Simply prepare the fresh ginger root by peeling and slicing it into thin strips, which will help you create a more flavorful ginger tea. Add the ginger slices to the water and boil for 10-30 minutes, depending on how strong you want it. Remove from the heat, strain, and add honey, lemon or lime juice to taste. You can either enjoy your ginger tea hot or cold, depending on your personal preference.

Tip: You can add lots of fresh ginger and simmer it for a long time to bring out the flavor and create the perfect healing ginger tea.

The benefits of ginger water and ginger tea include soothing the body, calming the stomach, and relieving nausea.

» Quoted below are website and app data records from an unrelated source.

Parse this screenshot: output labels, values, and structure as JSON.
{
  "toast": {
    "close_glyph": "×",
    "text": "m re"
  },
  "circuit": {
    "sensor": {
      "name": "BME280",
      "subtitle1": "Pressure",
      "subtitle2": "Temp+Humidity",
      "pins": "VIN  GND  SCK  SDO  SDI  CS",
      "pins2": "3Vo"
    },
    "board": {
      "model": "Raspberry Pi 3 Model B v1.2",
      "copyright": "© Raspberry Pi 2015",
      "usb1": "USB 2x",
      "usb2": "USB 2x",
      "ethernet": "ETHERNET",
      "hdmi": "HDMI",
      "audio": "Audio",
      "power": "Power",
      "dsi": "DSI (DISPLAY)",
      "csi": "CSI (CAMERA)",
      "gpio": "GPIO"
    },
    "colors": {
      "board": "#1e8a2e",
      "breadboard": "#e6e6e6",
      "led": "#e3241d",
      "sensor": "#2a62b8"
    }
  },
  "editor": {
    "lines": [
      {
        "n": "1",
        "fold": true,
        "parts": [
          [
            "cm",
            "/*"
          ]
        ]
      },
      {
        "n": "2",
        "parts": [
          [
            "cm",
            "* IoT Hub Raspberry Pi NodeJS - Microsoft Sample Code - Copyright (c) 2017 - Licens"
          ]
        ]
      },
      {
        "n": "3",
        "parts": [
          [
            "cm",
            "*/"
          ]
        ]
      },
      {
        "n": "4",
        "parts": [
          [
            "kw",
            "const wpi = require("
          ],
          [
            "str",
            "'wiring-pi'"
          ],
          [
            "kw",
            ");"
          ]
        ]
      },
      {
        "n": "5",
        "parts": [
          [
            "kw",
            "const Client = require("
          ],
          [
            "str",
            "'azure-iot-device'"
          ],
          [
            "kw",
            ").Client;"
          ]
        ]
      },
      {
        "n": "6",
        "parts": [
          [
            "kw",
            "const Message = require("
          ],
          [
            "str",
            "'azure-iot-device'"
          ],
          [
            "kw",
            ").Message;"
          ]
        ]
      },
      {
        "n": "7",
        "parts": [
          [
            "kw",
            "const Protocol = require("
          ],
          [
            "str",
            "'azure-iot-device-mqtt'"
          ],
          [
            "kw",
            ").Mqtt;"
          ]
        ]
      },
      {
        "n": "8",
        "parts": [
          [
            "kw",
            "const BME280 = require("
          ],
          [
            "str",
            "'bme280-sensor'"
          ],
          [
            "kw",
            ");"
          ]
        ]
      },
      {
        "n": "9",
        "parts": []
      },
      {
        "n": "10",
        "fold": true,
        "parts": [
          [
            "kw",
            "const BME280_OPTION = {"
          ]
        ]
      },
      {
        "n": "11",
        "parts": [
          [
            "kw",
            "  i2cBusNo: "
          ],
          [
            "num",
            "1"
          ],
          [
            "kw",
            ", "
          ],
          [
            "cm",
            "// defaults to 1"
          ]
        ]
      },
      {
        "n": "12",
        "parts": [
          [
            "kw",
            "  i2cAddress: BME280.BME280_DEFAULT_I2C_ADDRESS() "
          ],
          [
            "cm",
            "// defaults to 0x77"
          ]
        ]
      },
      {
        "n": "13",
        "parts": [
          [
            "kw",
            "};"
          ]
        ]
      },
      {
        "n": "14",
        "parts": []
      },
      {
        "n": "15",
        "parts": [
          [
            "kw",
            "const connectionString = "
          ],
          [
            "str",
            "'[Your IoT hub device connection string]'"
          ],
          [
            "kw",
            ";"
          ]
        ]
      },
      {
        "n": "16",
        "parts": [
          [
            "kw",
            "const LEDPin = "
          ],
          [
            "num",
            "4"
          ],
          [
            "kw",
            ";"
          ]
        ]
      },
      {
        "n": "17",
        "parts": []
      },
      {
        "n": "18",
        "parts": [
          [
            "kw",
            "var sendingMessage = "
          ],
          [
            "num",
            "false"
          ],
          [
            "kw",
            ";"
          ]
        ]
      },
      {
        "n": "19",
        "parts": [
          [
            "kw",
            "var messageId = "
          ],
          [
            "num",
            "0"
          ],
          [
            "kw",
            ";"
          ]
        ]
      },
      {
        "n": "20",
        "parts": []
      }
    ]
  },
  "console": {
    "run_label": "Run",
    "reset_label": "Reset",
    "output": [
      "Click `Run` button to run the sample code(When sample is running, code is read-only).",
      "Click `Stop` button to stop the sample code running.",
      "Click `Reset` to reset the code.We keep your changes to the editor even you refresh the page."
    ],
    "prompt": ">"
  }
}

To maximize the health benefits, you can drink one to three cups daily.

Ginger Root Juice

One of the simplest ways of incorporating your daily dose of ginger is by juicing it. You can achieve this by using a juicer to get the ginger extracts quickly or by manually peeling and grating a knob of ginger, then using a cheesecloth to squeeze out the juice.

You can drink your ginger shot straight or mix it with different types of vegetable or fruit juices to get a surge of extra nutrients and spice up your drink. For instance, Recipes like the Indonesian turmeric and ginger health tonic, are great for supplying your diet with the minerals and vitamins that you need to boost your immune system and promote a healthier lifestyle. You can make your Indonesian turmeric and ginger juice, otherwise known as Jamu Juice, by placing the clean and peeled 125g of fresh turmeric, 20g of fresh ginger root, and 4 cups of water blender. Mix until the mixture is smooth. Put the mixture into the saucepan and simmer for 20 minutes. Remove from the heat and strain through a fine sieve. You can add honey, lime juice, and black pepper to taste.

Tip: Vegetables and fruits that pair well with ginger in juices include carrots, oranges, pineapple, apples, and grapefruit.

Note: Fresh turmeric can stain everything, so make sure to wash your equipment immediately and thoroughly.

The bottom line: Ginger is a great way to incorporate in any anti-inflammatory diet plan. It will last up to three weeks in the fridge unpeels and much longer in the freezer, either unpeeled or peeled.

Start using ginger for seasoning your recipes while enjoying its maximum benefits!